[Dataset entries]
------------------------------------

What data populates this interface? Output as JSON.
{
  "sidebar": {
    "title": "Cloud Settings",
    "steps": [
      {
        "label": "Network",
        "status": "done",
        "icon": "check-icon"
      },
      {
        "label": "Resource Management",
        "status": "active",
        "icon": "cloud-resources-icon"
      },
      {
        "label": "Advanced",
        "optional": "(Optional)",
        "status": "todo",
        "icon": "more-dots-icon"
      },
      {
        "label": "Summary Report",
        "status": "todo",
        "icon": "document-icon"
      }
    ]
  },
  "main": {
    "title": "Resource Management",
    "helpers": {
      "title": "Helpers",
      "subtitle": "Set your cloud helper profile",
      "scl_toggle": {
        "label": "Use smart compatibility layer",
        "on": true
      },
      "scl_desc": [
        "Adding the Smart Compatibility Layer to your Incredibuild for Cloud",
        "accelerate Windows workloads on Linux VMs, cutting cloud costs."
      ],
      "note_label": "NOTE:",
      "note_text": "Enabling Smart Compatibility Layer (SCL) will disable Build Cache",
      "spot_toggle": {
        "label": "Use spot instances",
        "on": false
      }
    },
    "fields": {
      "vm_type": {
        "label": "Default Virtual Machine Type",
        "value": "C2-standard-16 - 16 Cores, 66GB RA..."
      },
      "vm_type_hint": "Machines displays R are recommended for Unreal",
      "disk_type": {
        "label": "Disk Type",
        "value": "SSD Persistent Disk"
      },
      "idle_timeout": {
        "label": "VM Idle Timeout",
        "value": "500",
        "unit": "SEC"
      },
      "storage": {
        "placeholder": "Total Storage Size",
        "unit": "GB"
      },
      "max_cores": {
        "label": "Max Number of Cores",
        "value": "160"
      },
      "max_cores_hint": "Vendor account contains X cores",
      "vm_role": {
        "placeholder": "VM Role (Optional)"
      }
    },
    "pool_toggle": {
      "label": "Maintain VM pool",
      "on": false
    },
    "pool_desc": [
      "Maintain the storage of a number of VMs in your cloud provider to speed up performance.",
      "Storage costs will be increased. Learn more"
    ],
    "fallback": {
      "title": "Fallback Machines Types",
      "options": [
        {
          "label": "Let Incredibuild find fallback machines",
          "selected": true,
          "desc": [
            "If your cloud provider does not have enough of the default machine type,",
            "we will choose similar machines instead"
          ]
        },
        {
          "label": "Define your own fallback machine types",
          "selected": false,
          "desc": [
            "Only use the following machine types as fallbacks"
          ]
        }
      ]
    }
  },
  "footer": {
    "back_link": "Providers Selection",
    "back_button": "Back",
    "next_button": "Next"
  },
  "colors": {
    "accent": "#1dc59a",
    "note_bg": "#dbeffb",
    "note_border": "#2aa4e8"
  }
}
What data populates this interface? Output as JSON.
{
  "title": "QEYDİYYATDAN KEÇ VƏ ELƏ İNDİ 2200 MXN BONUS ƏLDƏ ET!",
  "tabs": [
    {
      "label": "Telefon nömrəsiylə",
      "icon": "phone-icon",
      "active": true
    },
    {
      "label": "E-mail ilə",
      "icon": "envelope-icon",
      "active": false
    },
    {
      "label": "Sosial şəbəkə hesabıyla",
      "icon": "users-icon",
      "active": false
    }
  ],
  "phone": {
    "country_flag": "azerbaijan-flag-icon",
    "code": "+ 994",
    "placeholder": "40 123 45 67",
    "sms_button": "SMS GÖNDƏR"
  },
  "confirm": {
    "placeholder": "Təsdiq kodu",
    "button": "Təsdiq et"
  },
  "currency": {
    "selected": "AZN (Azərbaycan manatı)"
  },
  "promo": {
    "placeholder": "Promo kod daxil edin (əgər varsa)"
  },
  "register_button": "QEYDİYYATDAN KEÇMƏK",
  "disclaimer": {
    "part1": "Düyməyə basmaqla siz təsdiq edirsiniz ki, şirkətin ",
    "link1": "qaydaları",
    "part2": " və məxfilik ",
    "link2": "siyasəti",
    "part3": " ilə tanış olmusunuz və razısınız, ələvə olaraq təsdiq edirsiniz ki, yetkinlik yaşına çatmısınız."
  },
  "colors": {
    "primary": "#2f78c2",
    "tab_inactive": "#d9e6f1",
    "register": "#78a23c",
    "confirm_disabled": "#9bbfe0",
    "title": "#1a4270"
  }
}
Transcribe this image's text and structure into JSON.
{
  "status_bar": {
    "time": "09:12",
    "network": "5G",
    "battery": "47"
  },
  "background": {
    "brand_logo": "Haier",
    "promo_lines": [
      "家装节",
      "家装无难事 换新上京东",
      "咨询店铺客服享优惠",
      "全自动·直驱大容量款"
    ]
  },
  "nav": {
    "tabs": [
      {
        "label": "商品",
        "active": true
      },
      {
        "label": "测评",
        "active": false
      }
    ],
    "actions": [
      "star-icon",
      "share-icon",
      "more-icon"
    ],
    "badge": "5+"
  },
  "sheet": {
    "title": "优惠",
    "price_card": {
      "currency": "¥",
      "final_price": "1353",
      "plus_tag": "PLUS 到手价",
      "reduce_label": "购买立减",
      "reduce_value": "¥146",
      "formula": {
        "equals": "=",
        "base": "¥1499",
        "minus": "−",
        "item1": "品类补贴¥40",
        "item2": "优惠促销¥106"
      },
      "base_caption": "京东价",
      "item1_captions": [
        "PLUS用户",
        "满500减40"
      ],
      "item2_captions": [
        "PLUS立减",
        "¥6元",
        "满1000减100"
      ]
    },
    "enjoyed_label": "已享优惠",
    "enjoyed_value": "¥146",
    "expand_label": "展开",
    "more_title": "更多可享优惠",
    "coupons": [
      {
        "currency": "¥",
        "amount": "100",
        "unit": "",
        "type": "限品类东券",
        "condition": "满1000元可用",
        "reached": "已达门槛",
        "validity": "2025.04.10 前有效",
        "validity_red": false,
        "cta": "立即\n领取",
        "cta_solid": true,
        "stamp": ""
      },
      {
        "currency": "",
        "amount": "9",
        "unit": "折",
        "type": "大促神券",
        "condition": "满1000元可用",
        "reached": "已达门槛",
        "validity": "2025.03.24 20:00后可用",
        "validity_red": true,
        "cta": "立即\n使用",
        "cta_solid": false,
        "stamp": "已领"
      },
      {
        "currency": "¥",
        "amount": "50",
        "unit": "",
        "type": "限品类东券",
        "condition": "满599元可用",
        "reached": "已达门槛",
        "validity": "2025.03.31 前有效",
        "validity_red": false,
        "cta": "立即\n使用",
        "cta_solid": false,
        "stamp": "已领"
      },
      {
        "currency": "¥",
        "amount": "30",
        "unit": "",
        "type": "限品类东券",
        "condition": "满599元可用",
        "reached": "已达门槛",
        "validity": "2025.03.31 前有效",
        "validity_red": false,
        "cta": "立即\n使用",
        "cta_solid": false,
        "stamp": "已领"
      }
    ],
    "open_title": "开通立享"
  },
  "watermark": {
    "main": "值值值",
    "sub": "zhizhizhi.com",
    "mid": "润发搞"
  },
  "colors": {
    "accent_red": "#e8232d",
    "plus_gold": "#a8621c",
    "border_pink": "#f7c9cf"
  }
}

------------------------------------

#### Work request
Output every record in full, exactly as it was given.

#### Solution for this problem
What data populates this interface? Output as JSON.
{
  "sidebar": {
    "title": "Cloud Settings",
    "steps": [
      {
        "label": "Network",
        "status": "done",
        "icon": "check-icon"
      },
      {
        "label": "Resource Management",
        "status": "active",
        "icon": "cloud-resources-icon"
      },
      {
        "label": "Advanced",
        "optional": "(Optional)",
        "status": "todo",
        "icon": "more-dots-icon"
      },
      {
        "label": "Summary Report",
        "status": "todo",
        "icon": "document-icon"
      }
    ]
  },
  "main": {
    "title": "Resource Management",
    "helpers": {
      "title": "Helpers",
      "subtitle": "Set your cloud helper profile",
      "scl_toggle": {
        "label": "Use smart compatibility layer",
        "on": true
      },
      "scl_desc": [
        "Adding the Smart Compatibility Layer to your Incredibuild for Cloud",
        "accelerate Windows workloads on Linux VMs, cutting cloud costs."
      ],
      "note_label": "NOTE:",
      "note_text": "Enabling Smart Compatibility Layer (SCL) will disable Build Cache",
      "spot_toggle": {
        "label": "Use spot instances",
        "on": false
      }
    },
    "fields": {
      "vm_type": {
        "label": "Default Virtual Machine Type",
        "value": "C2-standard-16 - 16 Cores, 66GB RA..."
      },
      "vm_type_hint": "Machines displays R are recommended for Unreal",
      "disk_type": {
        "label": "Disk Type",
        "value": "SSD Persistent Disk"
      },
      "idle_timeout": {
        "label": "VM Idle Timeout",
        "value": "500",
        "unit": "SEC"
      },
      "storage": {
        "placeholder": "Total Storage Size",
        "unit": "GB"
      },
      "max_cores": {
        "label": "Max Number of Cores",
        "value": "160"
      },
      "max_cores_hint": "Vendor account contains X cores",
      "vm_role": {
        "placeholder": "VM Role (Optional)"
      }
    },
    "pool_toggle": {
      "label": "Maintain VM pool",
      "on": false
    },
    "pool_desc": [
      "Maintain the storage of a number of VMs in your cloud provider to speed up performance.",
      "Storage costs will be increased. Learn more"
    ],
    "fallback": {
      "title": "Fallback Machines Types",
      "options": [
        {
          "label": "Let Incredibuild find fallback machines",
          "selected": true,
          "desc": [
            "If your cloud provider does not have enough of the default machine type,",
            "we will choose similar machines instead"
          ]
        },
        {
          "label": "Define your own fallback machine types",
          "selected": false,
          "desc": [
            "Only use the following machine types as fallbacks"
          ]
        }
      ]
    }
  },
  "footer": {
    "back_link": "Providers Selection",
    "back_button": "Back",
    "next_button": "Next"
  },
  "colors": {
    "accent": "#1dc59a",
    "note_bg": "#dbeffb",
    "note_border": "#2aa4e8"
  }
}
What data populates this interface? Output as JSON.
{
  "title": "QEYDİYYATDAN KEÇ VƏ ELƏ İNDİ 2200 MXN BONUS ƏLDƏ ET!",
  "tabs": [
    {
      "label": "Telefon nömrəsiylə",
      "icon": "phone-icon",
      "active": true
    },
    {
      "label": "E-mail ilə",
      "icon": "envelope-icon",
      "active": false
    },
    {
      "label": "Sosial şəbəkə hesabıyla",
      "icon": "users-icon",
      "active": false
    }
  ],
  "phone": {
    "country_flag": "azerbaijan-flag-icon",
    "code": "+ 994",
    "placeholder": "40 123 45 67",
    "sms_button": "SMS GÖNDƏR"
  },
  "confirm": {
    "placeholder": "Təsdiq kodu",
    "button": "Təsdiq et"
  },
  "currency": {
    "selected": "AZN (Azərbaycan manatı)"
  },
  "promo": {
    "placeholder": "Promo kod daxil edin (əgər varsa)"
  },
  "register_button": "QEYDİYYATDAN KEÇMƏK",
  "disclaimer": {
    "part1": "Düyməyə basmaqla siz təsdiq edirsiniz ki, şirkətin ",
    "link1": "qaydaları",
    "part2": " və məxfilik ",
    "link2": "siyasəti",
    "part3": " ilə tanış olmusunuz və razısınız, ələvə olaraq təsdiq edirsiniz ki, yetkinlik yaşına çatmısınız."
  },
  "colors": {
    "primary": "#2f78c2",
    "tab_inactive": "#d9e6f1",
    "register": "#78a23c",
    "confirm_disabled": "#9bbfe0",
    "title": "#1a4270"
  }
}
Transcribe this image's text and structure into JSON.
{
  "status_bar": {
    "time": "09:12",
    "network": "5G",
    "battery": "47"
  },
  "background": {
    "brand_logo": "Haier",
    "promo_lines": [
      "家装节",
      "家装无难事 换新上京东",
      "咨询店铺客服享优惠",
      "全自动·直驱大容量款"
    ]
  },
  "nav": {
    "tabs": [
      {
        "label": "商品",
        "active": true
      },
      {
        "label": "测评",
        "active": false
      }
    ],
    "actions": [
      "star-icon",
      "share-icon",
      "more-icon"
    ],
    "badge": "5+"
  },
  "sheet": {
    "title": "优惠",
    "price_card": {
      "currency": "¥",
      "final_price": "1353",
      "plus_tag": "PLUS 到手价",
      "reduce_label": "购买立减",
      "reduce_value": "¥146",
      "formula": {
        "equals": "=",
        "base": "¥1499",
        "minus": "−",
        "item1": "品类补贴¥40",
        "item2": "优惠促销¥106"
      },
      "base_caption": "京东价",
      "item1_captions": [
        "PLUS用户",
        "满500减40"
      ],
      "item2_captions": [
        "PLUS立减",
        "¥6元",
        "满1000减100"
      ]
    },
    "enjoyed_label": "已享优惠",
    "enjoyed_value": "¥146",
    "expand_label": "展开",
    "more_title": "更多可享优惠",
    "coupons": [
      {
        "currency": "¥",
        "amount": "100",
        "unit": "",
        "type": "限品类东券",
        "condition": "满1000元可用",
        "reached": "已达门槛",
        "validity": "2025.04.10 前有效",
        "validity_red": false,
        "cta": "立即\n领取",
        "cta_solid": true,
        "stamp": ""
      },
      {
        "currency": "",
        "amount": "9",
        "unit": "折",
        "type": "大促神券",
        "condition": "满1000元可用",
        "reached": "已达门槛",
        "validity": "2025.03.24 20:00后可用",
        "validity_red": true,
        "cta": "立即\n使用",
        "cta_solid": false,
        "stamp": "已领"
      },
      {
        "currency": "¥",
        "amount": "50",
        "unit": "",
        "type": "限品类东券",
        "condition": "满599元可用",
        "reached": "已达门槛",
        "validity": "2025.03.31 前有效",
        "validity_red": false,
        "cta": "立即\n使用",
        "cta_solid": false,
        "stamp": "已领"
      },
      {
        "currency": "¥",
        "amount": "30",
        "unit": "",
        "type": "限品类东券",
        "condition": "满599元可用",
        "reached": "已达门槛",
        "validity": "2025.03.31 前有效",
        "validity_red": false,
        "cta": "立即\n使用",
        "cta_solid": false,
        "stamp": "已领"
      }
    ],
    "open_title": "开通立享"
  },
  "watermark": {
    "main": "值值值",
    "sub": "zhizhizhi.com",
    "mid": "润发搞"
  },
  "colors": {
    "accent_red": "#e8232d",
    "plus_gold": "#a8621c",
    "border_pink": "#f7c9cf"
  }
}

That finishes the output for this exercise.